The committee attacked the Government's decision to ignore its earlier recommendations on improving its relationship with the Montserratian population.

It had urged the Foreign Office to take a more active role in explaining policy to Montserratians and the creation of a single Whitehall department for all dependent territories. Neither move has been taken up.

Tory development spokesman Gary Streeter said it was time the Montserrat and UK public were told exactly who was responsible for the "bumbling incompetence" that had characterised the Government's handling of the crisis.

"The publication of this report shows we cannot tell who is in charge of the Department of International Development.
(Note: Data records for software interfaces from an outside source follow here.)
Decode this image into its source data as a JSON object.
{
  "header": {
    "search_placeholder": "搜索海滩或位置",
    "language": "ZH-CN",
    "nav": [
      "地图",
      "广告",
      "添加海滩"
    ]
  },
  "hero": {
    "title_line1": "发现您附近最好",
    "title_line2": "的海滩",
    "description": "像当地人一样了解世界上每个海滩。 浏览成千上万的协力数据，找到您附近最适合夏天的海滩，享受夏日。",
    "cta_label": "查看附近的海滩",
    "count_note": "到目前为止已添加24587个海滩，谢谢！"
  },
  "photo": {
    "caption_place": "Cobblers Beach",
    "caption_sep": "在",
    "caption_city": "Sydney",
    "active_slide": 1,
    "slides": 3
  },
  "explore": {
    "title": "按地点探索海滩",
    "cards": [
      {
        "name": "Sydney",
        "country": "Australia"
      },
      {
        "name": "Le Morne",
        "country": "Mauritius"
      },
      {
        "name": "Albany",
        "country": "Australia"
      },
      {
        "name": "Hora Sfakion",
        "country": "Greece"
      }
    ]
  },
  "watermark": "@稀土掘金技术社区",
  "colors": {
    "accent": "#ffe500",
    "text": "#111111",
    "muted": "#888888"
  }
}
Is it Robin Cook or Clare Short who will take responsibility for the Montserrat shambles?" he said.

A DfID spokeswoman denied the two departments had failed to work closely together in recent months to manage aid to the island.

The committee also claimed that while the UK had a duty to the people of the island, it was clear the pounds 75 million pledged by the UK had distorted the International Development department's aid budget.

The spending meant that more than pounds 25,000 was being invested for every Montserratian, a figure that compared "starkly and unfavourably" with the 11 pence per head spent on India.

The Government had failed to adequately investigate the building of an airport for the island to help future evacuations and boost trade, the MPs said.

They also called on ministers to make a greater effort to restore insurance cover to Montserrat, a move that has been rejected by the Government because it feels it is inappropriate to underwrite insurance on damages relating to natural disasters.

The DfID should produce a realistic Sustainable Development Plan for the island.

"We would value evidence from the department that there is a realistic possibility of Montserrat escaping dependency on UK development assistance," the report stated.